Items from an interface collection:

'''

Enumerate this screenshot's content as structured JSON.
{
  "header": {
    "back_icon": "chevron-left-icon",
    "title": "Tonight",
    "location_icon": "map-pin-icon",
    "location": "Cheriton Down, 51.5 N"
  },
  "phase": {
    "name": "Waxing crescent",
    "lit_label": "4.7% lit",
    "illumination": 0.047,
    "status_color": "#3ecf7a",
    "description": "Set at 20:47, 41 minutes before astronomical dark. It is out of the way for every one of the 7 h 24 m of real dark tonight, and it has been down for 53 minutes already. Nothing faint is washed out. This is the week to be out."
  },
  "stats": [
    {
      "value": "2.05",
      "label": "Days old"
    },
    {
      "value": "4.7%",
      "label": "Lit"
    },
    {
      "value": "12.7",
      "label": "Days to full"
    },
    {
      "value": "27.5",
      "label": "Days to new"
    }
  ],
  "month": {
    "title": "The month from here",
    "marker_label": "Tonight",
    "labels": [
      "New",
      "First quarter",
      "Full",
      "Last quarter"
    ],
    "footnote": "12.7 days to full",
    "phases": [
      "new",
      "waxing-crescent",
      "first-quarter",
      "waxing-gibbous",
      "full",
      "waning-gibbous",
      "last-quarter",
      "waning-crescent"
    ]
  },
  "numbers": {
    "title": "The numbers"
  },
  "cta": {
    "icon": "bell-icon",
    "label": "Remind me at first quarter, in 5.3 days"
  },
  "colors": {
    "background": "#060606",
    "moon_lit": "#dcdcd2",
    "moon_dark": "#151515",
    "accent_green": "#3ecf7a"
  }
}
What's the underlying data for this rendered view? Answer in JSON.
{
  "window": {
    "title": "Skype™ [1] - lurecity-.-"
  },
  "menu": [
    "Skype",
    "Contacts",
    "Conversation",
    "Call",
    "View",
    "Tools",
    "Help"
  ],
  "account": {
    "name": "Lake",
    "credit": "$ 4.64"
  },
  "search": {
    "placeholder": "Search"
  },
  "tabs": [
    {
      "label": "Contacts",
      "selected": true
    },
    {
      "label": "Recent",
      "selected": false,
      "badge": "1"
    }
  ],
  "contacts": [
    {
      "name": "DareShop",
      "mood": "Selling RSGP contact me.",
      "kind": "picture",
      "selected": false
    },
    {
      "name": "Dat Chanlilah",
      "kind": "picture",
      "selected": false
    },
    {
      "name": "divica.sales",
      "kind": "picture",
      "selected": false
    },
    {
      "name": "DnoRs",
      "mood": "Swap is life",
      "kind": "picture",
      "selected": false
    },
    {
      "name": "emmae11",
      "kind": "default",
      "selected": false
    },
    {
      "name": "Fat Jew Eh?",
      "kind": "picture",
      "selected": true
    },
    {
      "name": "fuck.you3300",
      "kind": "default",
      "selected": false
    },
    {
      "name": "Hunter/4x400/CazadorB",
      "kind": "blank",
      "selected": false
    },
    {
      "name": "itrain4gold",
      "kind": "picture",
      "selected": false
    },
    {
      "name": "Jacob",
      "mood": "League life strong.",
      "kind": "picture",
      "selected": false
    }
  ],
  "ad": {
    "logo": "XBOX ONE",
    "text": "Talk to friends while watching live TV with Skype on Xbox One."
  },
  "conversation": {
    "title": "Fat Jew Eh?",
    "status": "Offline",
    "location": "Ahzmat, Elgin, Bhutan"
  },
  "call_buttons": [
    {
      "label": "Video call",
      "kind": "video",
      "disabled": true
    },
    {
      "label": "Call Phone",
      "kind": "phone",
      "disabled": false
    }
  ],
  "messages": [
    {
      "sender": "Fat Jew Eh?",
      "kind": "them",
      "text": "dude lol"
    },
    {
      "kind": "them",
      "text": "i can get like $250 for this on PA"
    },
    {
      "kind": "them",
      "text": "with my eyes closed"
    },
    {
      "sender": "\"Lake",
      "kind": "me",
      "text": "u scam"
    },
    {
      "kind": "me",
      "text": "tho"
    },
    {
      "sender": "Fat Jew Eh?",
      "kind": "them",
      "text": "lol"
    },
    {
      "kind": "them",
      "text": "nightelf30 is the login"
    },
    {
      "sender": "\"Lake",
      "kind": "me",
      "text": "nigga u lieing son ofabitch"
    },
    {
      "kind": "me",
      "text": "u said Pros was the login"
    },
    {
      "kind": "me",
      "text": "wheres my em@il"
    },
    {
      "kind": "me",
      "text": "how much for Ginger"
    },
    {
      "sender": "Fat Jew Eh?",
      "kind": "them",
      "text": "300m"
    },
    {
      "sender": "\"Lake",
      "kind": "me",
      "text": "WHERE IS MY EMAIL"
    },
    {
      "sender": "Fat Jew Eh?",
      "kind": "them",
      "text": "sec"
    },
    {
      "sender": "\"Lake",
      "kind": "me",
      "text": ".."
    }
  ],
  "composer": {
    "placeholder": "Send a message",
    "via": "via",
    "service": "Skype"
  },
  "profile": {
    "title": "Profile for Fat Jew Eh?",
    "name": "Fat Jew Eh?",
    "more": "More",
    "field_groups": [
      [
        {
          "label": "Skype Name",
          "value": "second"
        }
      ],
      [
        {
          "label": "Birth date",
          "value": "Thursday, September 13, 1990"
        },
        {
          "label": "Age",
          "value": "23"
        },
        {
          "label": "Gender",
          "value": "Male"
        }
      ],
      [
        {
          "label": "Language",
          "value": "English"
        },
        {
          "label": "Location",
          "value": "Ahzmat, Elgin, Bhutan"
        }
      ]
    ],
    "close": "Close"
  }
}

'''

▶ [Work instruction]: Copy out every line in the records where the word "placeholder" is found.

▶ [Output for this task]:
    "placeholder": "Search"
    "placeholder": "Send a message",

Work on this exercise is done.